WHAT NEEDS TO BE DONE.
The reply should contain all of the data below, word for word.

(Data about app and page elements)

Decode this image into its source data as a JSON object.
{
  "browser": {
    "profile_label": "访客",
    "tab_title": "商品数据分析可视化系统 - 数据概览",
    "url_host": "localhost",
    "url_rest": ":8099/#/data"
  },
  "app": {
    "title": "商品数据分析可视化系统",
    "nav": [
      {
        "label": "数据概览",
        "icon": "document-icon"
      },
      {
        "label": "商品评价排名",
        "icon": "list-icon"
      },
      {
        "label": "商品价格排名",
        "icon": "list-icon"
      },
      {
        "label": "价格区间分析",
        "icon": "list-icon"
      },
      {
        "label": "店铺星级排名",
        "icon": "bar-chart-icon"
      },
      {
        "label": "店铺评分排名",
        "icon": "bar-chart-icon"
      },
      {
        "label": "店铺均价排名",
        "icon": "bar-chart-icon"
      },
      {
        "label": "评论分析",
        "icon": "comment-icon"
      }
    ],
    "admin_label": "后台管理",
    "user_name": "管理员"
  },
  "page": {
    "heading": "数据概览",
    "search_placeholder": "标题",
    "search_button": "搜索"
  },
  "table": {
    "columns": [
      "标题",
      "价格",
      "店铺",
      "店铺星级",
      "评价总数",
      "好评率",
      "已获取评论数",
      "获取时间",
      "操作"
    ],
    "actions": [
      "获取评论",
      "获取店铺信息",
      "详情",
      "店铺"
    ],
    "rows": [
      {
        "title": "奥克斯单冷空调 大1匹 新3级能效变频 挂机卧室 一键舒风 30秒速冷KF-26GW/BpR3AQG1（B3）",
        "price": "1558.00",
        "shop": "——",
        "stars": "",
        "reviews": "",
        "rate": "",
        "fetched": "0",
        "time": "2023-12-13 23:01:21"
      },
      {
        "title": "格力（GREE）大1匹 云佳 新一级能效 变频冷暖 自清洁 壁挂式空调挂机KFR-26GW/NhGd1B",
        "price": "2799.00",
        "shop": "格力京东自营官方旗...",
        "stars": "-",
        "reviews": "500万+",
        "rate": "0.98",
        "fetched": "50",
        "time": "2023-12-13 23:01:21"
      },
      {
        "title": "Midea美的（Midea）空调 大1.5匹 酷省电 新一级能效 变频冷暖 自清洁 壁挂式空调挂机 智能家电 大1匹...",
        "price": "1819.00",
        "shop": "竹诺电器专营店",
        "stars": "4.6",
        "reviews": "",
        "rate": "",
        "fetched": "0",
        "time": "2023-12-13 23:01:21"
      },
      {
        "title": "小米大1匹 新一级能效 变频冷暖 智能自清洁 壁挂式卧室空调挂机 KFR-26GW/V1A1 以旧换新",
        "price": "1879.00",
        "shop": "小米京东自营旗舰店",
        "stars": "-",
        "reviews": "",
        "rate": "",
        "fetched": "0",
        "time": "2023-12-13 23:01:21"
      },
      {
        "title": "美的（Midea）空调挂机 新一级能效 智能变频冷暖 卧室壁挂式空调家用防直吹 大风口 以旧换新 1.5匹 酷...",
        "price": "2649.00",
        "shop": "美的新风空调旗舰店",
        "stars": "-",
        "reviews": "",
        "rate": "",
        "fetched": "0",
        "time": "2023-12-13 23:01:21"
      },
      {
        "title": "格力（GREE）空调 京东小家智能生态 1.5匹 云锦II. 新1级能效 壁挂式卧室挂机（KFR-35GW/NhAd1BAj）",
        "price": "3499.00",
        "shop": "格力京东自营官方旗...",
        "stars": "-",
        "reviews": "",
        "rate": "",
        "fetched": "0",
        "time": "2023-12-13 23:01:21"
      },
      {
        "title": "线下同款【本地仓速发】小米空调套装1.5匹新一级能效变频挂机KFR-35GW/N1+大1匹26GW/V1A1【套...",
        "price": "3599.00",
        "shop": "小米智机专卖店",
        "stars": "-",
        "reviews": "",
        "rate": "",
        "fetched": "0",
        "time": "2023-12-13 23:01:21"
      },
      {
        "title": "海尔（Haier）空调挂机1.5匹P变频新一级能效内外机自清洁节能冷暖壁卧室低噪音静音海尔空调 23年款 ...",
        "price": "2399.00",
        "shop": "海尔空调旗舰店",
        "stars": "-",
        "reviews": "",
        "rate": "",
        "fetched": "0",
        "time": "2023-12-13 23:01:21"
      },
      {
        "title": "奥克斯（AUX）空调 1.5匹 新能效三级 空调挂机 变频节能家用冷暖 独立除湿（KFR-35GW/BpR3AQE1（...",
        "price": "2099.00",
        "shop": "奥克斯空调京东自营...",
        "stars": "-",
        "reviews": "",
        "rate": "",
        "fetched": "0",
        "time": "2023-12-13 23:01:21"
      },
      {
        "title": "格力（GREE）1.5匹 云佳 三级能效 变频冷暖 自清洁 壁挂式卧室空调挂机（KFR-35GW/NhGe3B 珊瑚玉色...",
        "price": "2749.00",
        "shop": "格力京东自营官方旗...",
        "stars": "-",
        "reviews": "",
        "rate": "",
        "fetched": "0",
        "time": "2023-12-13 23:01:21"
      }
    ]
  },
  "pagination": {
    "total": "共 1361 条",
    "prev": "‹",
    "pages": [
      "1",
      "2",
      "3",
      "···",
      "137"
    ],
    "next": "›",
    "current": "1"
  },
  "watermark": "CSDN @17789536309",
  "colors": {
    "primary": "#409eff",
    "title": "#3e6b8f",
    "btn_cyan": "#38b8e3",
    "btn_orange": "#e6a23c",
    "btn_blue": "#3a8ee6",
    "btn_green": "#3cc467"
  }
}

ANSWER AREA.
Decode this image into its source data as a JSON object.
{
  "browser": {
    "profile_label": "访客",
    "tab_title": "商品数据分析可视化系统 - 数据概览",
    "url_host": "localhost",
    "url_rest": ":8099/#/data"
  },
  "app": {
    "title": "商品数据分析可视化系统",
    "nav": [
      {
        "label": "数据概览",
        "icon": "document-icon"
      },
      {
        "label": "商品评价排名",
        "icon": "list-icon"
      },
      {
        "label": "商品价格排名",
        "icon": "list-icon"
      },
      {
        "label": "价格区间分析",
        "icon": "list-icon"
      },
      {
        "label": "店铺星级排名",
        "icon": "bar-chart-icon"
      },
      {
        "label": "店铺评分排名",
        "icon": "bar-chart-icon"
      },
      {
        "label": "店铺均价排名",
        "icon": "bar-chart-icon"
      },
      {
        "label": "评论分析",
        "icon": "comment-icon"
      }
    ],
    "admin_label": "后台管理",
    "user_name": "管理员"
  },
  "page": {
    "heading": "数据概览",
    "search_placeholder": "标题",
    "search_button": "搜索"
  },
  "table": {
    "columns": [
      "标题",
      "价格",
      "店铺",
      "店铺星级",
      "评价总数",
      "好评率",
      "已获取评论数",
      "获取时间",
      "操作"
    ],
    "actions": [
      "获取评论",
      "获取店铺信息",
      "详情",
      "店铺"
    ],
    "rows": [
      {
        "title": "奥克斯单冷空调 大1匹 新3级能效变频 挂机卧室 一键舒风 30秒速冷KF-26GW/BpR3AQG1（B3）",
        "price": "1558.00",
        "shop": "——",
        "stars": "",
        "reviews": "",
        "rate": "",
        "fetched": "0",
        "time": "2023-12-13 23:01:21"
      },
      {
        "title": "格力（GREE）大1匹 云佳 新一级能效 变频冷暖 自清洁 壁挂式空调挂机KFR-26GW/NhGd1B",
        "price": "2799.00",
        "shop": "格力京东自营官方旗...",
        "stars": "-",
        "reviews": "500万+",
        "rate": "0.98",
        "fetched": "50",
        "time": "2023-12-13 23:01:21"
      },
      {
        "title": "Midea美的（Midea）空调 大1.5匹 酷省电 新一级能效 变频冷暖 自清洁 壁挂式空调挂机 智能家电 大1匹...",
        "price": "1819.00",
        "shop": "竹诺电器专营店",
        "stars": "4.6",
        "reviews": "",
        "rate": "",
        "fetched": "0",
        "time": "2023-12-13 23:01:21"
      },
      {
        "title": "小米大1匹 新一级能效 变频冷暖 智能自清洁 壁挂式卧室空调挂机 KFR-26GW/V1A1 以旧换新",
        "price": "1879.00",
        "shop": "小米京东自营旗舰店",
        "stars": "-",
        "reviews": "",
        "rate": "",
        "fetched": "0",
        "time": "2023-12-13 23:01:21"
      },
      {
        "title": "美的（Midea）空调挂机 新一级能效 智能变频冷暖 卧室壁挂式空调家用防直吹 大风口 以旧换新 1.5匹 酷...",
        "price": "2649.00",
        "shop": "美的新风空调旗舰店",
        "stars": "-",
        "reviews": "",
        "rate": "",
        "fetched": "0",
        "time": "2023-12-13 23:01:21"
      },
      {
        "title": "格力（GREE）空调 京东小家智能生态 1.5匹 云锦II. 新1级能效 壁挂式卧室挂机（KFR-35GW/NhAd1BAj）",
        "price": "3499.00",
        "shop": "格力京东自营官方旗...",
        "stars": "-",
        "reviews": "",
        "rate": "",
        "fetched": "0",
        "time": "2023-12-13 23:01:21"
      },
      {
        "title": "线下同款【本地仓速发】小米空调套装1.5匹新一级能效变频挂机KFR-35GW/N1+大1匹26GW/V1A1【套...",
        "price": "3599.00",
        "shop": "小米智机专卖店",
        "stars": "-",
        "reviews": "",
        "rate": "",
        "fetched": "0",
        "time": "2023-12-13 23:01:21"
      },
      {
        "title": "海尔（Haier）空调挂机1.5匹P变频新一级能效内外机自清洁节能冷暖壁卧室低噪音静音海尔空调 23年款 ...",
        "price": "2399.00",
        "shop": "海尔空调旗舰店",
        "stars": "-",
        "reviews": "",
        "rate": "",
        "fetched": "0",
        "time": "2023-12-13 23:01:21"
      },
      {
        "title": "奥克斯（AUX）空调 1.5匹 新能效三级 空调挂机 变频节能家用冷暖 独立除湿（KFR-35GW/BpR3AQE1（...",
        "price": "2099.00",
        "shop": "奥克斯空调京东自营...",
        "stars": "-",
        "reviews": "",
        "rate": "",
        "fetched": "0",
        "time": "2023-12-13 23:01:21"
      },
      {
        "title": "格力（GREE）1.5匹 云佳 三级能效 变频冷暖 自清洁 壁挂式卧室空调挂机（KFR-35GW/NhGe3B 珊瑚玉色...",
        "price": "2749.00",
        "shop": "格力京东自营官方旗...",
        "stars": "-",
        "reviews": "",
        "rate": "",
        "fetched": "0",
        "time": "2023-12-13 23:01:21"
      }
    ]
  },
  "pagination": {
    "total": "共 1361 条",
    "prev": "‹",
    "pages": [
      "1",
      "2",
      "3",
      "···",
      "137"
    ],
    "next": "›",
    "current": "1"
  },
  "watermark": "CSDN @17789536309",
  "colors": {
    "primary": "#409eff",
    "title": "#3e6b8f",
    "btn_cyan": "#38b8e3",
    "btn_orange": "#e6a23c",
    "btn_blue": "#3a8ee6",
    "btn_green": "#3cc467"
  }
}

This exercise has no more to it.